-- Data in this exercise --
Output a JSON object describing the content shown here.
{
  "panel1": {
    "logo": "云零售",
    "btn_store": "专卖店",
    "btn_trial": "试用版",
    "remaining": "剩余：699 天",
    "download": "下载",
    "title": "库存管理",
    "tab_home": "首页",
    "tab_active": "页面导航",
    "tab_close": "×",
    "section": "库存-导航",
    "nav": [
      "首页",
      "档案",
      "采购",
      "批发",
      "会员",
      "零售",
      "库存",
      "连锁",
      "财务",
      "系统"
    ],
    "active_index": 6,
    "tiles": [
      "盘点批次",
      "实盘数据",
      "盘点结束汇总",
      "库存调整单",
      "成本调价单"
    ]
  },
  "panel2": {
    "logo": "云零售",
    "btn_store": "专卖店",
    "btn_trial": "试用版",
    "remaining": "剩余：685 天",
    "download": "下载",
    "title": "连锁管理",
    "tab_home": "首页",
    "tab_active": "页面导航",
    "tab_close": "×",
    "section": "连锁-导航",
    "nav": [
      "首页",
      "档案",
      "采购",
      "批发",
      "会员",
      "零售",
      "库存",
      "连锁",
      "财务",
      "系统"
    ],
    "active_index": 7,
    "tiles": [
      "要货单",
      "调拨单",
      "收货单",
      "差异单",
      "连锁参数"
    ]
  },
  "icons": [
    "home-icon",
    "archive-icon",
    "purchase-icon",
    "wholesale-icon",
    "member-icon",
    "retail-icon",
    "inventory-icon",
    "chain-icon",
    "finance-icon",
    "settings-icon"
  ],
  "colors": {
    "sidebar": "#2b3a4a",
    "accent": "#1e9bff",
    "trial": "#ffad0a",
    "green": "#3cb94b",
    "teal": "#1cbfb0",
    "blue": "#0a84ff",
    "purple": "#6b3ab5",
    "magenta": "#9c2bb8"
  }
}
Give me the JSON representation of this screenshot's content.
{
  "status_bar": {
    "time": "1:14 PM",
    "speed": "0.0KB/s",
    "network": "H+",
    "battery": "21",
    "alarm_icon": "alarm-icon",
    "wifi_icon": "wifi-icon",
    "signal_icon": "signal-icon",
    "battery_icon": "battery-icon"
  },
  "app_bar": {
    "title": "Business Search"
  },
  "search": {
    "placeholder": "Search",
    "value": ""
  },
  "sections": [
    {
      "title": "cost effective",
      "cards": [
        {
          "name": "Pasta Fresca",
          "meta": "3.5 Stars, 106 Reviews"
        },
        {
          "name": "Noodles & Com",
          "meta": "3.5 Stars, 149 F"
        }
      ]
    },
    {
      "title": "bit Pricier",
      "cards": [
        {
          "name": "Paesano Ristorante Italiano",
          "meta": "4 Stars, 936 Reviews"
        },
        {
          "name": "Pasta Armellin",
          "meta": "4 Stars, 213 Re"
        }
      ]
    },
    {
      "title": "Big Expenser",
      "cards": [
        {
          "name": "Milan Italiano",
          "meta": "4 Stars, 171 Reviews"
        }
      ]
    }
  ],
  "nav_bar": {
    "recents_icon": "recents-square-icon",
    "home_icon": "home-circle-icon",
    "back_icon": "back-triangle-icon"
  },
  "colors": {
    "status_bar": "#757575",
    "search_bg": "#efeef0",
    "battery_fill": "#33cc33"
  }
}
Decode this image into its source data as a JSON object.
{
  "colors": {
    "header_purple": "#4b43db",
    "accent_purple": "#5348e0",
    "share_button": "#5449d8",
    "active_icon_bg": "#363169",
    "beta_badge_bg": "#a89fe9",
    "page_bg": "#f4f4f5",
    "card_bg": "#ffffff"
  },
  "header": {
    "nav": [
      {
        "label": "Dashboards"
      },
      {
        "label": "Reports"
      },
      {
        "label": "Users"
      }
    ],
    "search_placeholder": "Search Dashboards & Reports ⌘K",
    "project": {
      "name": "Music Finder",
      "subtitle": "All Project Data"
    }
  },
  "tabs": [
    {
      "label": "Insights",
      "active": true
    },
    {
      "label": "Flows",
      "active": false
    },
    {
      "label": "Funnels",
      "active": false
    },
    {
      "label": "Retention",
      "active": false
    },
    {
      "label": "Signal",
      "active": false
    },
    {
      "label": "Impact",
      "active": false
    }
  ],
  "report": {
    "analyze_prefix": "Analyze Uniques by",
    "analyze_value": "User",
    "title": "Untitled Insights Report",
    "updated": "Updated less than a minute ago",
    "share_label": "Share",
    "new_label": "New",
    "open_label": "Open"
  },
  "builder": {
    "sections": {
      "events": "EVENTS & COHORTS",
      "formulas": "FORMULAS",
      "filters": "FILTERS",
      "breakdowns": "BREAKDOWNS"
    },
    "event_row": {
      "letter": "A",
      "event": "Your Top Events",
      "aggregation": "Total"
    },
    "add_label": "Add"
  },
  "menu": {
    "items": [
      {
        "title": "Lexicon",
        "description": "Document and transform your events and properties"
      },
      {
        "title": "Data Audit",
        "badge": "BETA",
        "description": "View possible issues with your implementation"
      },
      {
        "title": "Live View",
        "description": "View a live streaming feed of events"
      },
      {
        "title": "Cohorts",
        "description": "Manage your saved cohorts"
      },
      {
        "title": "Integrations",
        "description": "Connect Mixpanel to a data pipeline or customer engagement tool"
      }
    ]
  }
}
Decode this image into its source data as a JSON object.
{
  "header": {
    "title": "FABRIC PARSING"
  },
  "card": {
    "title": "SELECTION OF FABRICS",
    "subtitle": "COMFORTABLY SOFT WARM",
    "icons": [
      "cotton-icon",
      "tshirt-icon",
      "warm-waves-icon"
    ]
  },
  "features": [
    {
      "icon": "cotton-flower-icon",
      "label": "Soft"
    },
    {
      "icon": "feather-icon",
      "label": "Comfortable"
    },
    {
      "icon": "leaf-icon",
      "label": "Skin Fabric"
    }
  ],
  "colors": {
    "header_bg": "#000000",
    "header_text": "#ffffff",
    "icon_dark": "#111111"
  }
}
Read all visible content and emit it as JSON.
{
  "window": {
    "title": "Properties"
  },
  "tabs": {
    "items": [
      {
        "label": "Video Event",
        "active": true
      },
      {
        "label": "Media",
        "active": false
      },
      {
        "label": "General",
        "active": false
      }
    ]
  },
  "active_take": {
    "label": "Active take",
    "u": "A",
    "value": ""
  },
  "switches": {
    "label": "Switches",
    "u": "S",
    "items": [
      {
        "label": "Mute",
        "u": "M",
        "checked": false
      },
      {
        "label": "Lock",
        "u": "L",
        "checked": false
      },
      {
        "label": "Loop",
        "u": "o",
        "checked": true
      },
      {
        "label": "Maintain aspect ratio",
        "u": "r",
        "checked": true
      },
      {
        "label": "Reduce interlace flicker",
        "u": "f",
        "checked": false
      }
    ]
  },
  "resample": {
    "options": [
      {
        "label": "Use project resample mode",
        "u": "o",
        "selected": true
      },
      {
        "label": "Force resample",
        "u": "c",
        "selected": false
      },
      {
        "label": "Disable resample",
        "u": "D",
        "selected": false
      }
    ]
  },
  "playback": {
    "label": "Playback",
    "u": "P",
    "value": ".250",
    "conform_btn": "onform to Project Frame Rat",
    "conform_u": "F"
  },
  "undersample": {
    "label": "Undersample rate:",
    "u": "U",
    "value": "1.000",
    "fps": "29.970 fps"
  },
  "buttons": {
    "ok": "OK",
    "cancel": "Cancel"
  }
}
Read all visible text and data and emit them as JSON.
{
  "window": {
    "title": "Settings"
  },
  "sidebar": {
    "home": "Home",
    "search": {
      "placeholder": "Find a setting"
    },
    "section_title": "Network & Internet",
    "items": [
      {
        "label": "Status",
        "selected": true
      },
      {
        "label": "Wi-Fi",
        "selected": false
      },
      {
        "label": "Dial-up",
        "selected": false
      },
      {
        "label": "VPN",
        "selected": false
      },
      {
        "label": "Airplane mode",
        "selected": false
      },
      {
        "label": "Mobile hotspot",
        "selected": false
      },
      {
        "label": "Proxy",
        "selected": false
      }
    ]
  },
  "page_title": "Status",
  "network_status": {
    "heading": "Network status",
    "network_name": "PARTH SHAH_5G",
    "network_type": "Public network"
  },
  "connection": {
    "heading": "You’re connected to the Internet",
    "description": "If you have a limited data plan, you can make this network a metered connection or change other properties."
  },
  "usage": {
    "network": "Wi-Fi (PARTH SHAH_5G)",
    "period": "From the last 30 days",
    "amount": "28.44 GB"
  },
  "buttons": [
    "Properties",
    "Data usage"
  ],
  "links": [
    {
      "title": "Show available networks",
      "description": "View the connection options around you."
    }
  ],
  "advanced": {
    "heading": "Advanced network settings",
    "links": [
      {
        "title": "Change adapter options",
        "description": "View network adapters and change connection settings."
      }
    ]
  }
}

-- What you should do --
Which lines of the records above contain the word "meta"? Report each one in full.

-- Written reply --
          "meta": "3.5 Stars, 106 Reviews"
          "meta": "3.5 Stars, 149 F"
          "meta": "4 Stars, 936 Reviews"
          "meta": "4 Stars, 213 Re"
          "meta": "4 Stars, 171 Reviews"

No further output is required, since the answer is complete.